Your job is to copy every record exactly.

= Beginning of Section =

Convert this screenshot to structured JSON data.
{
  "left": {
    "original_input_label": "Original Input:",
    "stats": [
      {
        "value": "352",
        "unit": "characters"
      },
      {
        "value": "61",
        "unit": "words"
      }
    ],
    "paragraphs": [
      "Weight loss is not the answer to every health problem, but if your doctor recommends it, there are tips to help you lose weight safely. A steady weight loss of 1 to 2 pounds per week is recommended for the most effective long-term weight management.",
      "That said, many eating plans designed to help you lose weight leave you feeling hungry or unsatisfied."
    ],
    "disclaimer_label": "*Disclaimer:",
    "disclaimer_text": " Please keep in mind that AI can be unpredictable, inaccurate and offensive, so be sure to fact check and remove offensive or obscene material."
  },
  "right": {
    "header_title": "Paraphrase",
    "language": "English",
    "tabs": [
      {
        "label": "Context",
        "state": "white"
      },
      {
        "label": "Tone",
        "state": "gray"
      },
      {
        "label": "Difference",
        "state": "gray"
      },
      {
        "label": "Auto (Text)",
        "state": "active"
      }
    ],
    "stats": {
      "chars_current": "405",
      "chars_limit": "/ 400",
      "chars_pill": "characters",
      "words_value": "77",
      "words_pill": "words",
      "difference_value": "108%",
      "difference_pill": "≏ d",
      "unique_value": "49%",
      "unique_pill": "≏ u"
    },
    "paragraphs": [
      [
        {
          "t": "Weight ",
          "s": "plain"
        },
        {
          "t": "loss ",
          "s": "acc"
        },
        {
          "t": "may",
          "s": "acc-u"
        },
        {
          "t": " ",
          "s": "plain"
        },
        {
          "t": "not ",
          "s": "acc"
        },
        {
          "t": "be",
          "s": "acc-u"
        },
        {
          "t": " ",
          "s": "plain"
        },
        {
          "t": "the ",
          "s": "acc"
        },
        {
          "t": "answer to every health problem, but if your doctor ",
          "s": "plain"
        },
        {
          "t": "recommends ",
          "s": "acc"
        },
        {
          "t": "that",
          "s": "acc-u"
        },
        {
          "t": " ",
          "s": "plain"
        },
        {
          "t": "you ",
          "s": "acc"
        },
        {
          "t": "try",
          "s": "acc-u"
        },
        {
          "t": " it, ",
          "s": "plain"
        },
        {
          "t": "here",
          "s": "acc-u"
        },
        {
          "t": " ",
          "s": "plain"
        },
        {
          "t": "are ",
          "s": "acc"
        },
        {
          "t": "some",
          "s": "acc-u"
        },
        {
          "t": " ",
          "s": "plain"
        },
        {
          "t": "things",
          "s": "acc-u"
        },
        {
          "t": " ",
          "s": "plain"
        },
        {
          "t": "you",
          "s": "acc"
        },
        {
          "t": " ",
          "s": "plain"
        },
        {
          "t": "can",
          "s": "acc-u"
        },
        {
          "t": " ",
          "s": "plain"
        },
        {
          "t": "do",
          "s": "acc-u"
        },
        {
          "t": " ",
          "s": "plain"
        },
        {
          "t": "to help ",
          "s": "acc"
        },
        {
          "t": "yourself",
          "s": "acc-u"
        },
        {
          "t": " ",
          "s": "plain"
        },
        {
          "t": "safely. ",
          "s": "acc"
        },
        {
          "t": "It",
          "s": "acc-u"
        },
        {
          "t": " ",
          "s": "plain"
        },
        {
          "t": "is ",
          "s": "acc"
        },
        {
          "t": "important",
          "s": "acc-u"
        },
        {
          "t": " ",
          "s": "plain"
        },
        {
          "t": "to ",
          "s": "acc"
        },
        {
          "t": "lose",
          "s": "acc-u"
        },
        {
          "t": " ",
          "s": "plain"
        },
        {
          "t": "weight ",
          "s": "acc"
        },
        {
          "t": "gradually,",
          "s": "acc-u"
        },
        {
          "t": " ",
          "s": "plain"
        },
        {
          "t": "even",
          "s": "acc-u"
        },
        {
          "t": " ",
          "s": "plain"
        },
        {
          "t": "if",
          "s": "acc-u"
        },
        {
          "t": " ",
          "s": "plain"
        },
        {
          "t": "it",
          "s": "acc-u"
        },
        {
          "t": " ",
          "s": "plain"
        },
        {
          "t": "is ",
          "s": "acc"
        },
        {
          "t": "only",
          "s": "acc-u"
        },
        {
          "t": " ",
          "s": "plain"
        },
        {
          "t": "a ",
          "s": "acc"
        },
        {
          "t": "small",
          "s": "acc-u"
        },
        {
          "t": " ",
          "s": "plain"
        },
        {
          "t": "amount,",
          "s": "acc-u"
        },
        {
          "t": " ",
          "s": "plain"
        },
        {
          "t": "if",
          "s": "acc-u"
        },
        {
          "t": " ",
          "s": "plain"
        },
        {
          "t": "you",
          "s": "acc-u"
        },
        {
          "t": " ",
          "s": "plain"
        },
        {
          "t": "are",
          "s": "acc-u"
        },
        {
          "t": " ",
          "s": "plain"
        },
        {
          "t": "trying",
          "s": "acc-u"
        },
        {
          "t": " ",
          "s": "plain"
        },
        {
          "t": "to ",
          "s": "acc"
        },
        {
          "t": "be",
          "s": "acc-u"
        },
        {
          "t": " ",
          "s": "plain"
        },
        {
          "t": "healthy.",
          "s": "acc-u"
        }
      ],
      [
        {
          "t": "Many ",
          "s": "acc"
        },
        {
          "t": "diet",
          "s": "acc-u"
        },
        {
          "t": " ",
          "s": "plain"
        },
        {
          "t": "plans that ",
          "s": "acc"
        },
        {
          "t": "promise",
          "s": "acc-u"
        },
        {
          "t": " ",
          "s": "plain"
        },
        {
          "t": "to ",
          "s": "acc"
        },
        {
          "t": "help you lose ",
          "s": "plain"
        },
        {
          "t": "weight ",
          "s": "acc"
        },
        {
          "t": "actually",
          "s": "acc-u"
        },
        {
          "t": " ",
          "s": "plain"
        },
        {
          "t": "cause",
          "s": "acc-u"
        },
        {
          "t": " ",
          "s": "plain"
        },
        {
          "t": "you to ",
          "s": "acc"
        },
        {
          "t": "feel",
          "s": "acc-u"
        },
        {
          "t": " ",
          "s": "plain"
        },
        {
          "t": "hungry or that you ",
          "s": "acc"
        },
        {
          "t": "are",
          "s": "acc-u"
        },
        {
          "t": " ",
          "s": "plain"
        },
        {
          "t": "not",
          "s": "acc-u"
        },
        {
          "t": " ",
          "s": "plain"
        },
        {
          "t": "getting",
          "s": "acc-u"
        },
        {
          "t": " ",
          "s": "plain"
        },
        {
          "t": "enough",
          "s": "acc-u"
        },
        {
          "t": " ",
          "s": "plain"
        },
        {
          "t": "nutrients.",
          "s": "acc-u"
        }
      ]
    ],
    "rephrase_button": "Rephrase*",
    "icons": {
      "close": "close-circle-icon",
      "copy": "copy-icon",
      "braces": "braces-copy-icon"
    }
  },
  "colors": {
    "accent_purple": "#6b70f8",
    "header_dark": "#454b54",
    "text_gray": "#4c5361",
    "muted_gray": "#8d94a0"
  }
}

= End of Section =

Response to the task:
Convert this screenshot to structured JSON data.
{
  "left": {
    "original_input_label": "Original Input:",
    "stats": [
      {
        "value": "352",
        "unit": "characters"
      },
      {
        "value": "61",
        "unit": "words"
      }
    ],
    "paragraphs": [
      "Weight loss is not the answer to every health problem, but if your doctor recommends it, there are tips to help you lose weight safely. A steady weight loss of 1 to 2 pounds per week is recommended for the most effective long-term weight management.",
      "That said, many eating plans designed to help you lose weight leave you feeling hungry or unsatisfied."
    ],
    "disclaimer_label": "*Disclaimer:",
    "disclaimer_text": " Please keep in mind that AI can be unpredictable, inaccurate and offensive, so be sure to fact check and remove offensive or obscene material."
  },
  "right": {
    "header_title": "Paraphrase",
    "language": "English",
    "tabs": [
      {
        "label": "Context",
        "state": "white"
      },
      {
        "label": "Tone",
        "state": "gray"
      },
      {
        "label": "Difference",
        "state": "gray"
      },
      {
        "label": "Auto (Text)",
        "state": "active"
      }
    ],
    "stats": {
      "chars_current": "405",
      "chars_limit": "/ 400",
      "chars_pill": "characters",
      "words_value": "77",
      "words_pill": "words",
      "difference_value": "108%",
      "difference_pill": "≏ d",
      "unique_value": "49%",
      "unique_pill": "≏ u"
    },
    "paragraphs": [
      [
        {
          "t": "Weight ",
          "s": "plain"
        },
        {
          "t": "loss ",
          "s": "acc"
        },
        {
          "t": "may",
          "s": "acc-u"
        },
        {
          "t": " ",
          "s": "plain"
        },
        {
          "t": "not ",
          "s": "acc"
        },
        {
          "t": "be",
          "s": "acc-u"
        },
        {
          "t": " ",
          "s": "plain"
        },
        {
          "t": "the ",
          "s": "acc"
        },
        {
          "t": "answer to every health problem, but if your doctor ",
          "s": "plain"
        },
        {
          "t": "recommends ",
          "s": "acc"
        },
        {
          "t": "that",
          "s": "acc-u"
        },
        {
          "t": " ",
          "s": "plain"
        },
        {
          "t": "you ",
          "s": "acc"
        },
        {
          "t": "try",
          "s": "acc-u"
        },
        {
          "t": " it, ",
          "s": "plain"
        },
        {
          "t": "here",
          "s": "acc-u"
        },
        {
          "t": " ",
          "s": "plain"
        },
        {
          "t": "are ",
          "s": "acc"
        },
        {
          "t": "some",
          "s": "acc-u"
        },
        {
          "t": " ",
          "s": "plain"
        },
        {
          "t": "things",
          "s": "acc-u"
        },
        {
          "t": " ",
          "s": "plain"
        },
        {
          "t": "you",
          "s": "acc"
        },
        {
          "t": " ",
          "s": "plain"
        },
        {
          "t": "can",
          "s": "acc-u"
        },
        {
          "t": " ",
          "s": "plain"
        },
        {
          "t": "do",
          "s": "acc-u"
        },
        {
          "t": " ",
          "s": "plain"
        },
        {
          "t": "to help ",
          "s": "acc"
        },
        {
          "t": "yourself",
          "s": "acc-u"
        },
        {
          "t": " ",
          "s": "plain"
        },
        {
          "t": "safely. ",
          "s": "acc"
        },
        {
          "t": "It",
          "s": "acc-u"
        },
        {
          "t": " ",
          "s": "plain"
        },
        {
          "t": "is ",
          "s": "acc"
        },
        {
          "t": "important",
          "s": "acc-u"
        },
        {
          "t": " ",
          "s": "plain"
        },
        {
          "t": "to ",
          "s": "acc"
        },
        {
          "t": "lose",
          "s": "acc-u"
        },
        {
          "t": " ",
          "s": "plain"
        },
        {
          "t": "weight ",
          "s": "acc"
        },
        {
          "t": "gradually,",
          "s": "acc-u"
        },
        {
          "t": " ",
          "s": "plain"
        },
        {
          "t": "even",
          "s": "acc-u"
        },
        {
          "t": " ",
          "s": "plain"
        },
        {
          "t": "if",
          "s": "acc-u"
        },
        {
          "t": " ",
          "s": "plain"
        },
        {
          "t": "it",
          "s": "acc-u"
        },
        {
          "t": " ",
          "s": "plain"
        },
        {
          "t": "is ",
          "s": "acc"
        },
        {
          "t": "only",
          "s": "acc-u"
        },
        {
          "t": " ",
          "s": "plain"
        },
        {
          "t": "a ",
          "s": "acc"
        },
        {
          "t": "small",
          "s": "acc-u"
        },
        {
          "t": " ",
          "s": "plain"
        },
        {
          "t": "amount,",
          "s": "acc-u"
        },
        {
          "t": " ",
          "s": "plain"
        },
        {
          "t": "if",
          "s": "acc-u"
        },
        {
          "t": " ",
          "s": "plain"
        },
        {
          "t": "you",
          "s": "acc-u"
        },
        {
          "t": " ",
          "s": "plain"
        },
        {
          "t": "are",
          "s": "acc-u"
        },
        {
          "t": " ",
          "s": "plain"
        },
        {
          "t": "trying",
          "s": "acc-u"
        },
        {
          "t": " ",
          "s": "plain"
        },
        {
          "t": "to ",
          "s": "acc"
        },
        {
          "t": "be",
          "s": "acc-u"
        },
        {
          "t": " ",
          "s": "plain"
        },
        {
          "t": "healthy.",
          "s": "acc-u"
        }
      ],
      [
        {
          "t": "Many ",
          "s": "acc"
        },
        {
          "t": "diet",
          "s": "acc-u"
        },
        {
          "t": " ",
          "s": "plain"
        },
        {
          "t": "plans that ",
          "s": "acc"
        },
        {
          "t": "promise",
          "s": "acc-u"
        },
        {
          "t": " ",
          "s": "plain"
        },
        {
          "t": "to ",
          "s": "acc"
        },
        {
          "t": "help you lose ",
          "s": "plain"
        },
        {
          "t": "weight ",
          "s": "acc"
        },
        {
          "t": "actually",
          "s": "acc-u"
        },
        {
          "t": " ",
          "s": "plain"
        },
        {
          "t": "cause",
          "s": "acc-u"
        },
        {
          "t": " ",
          "s": "plain"
        },
        {
          "t": "you to ",
          "s": "acc"
        },
        {
          "t": "feel",
          "s": "acc-u"
        },
        {
          "t": " ",
          "s": "plain"
        },
        {
          "t": "hungry or that you ",
          "s": "acc"
        },
        {
          "t": "are",
          "s": "acc-u"
        },
        {
          "t": " ",
          "s": "plain"
        },
        {
          "t": "not",
          "s": "acc-u"
        },
        {
          "t": " ",
          "s": "plain"
        },
        {
          "t": "getting",
          "s": "acc-u"
        },
        {
          "t": " ",
          "s": "plain"
        },
        {
          "t": "enough",
          "s": "acc-u"
        },
        {
          "t": " ",
          "s": "plain"
        },
        {
          "t": "nutrients.",
          "s": "acc-u"
        }
      ]
    ],
    "rephrase_button": "Rephrase*",
    "icons": {
      "close": "close-circle-icon",
      "copy": "copy-icon",
      "braces": "braces-copy-icon"
    }
  },
  "colors": {
    "accent_purple": "#6b70f8",
    "header_dark": "#454b54",
    "text_gray": "#4c5361",
    "muted_gray": "#8d94a0"
  }
}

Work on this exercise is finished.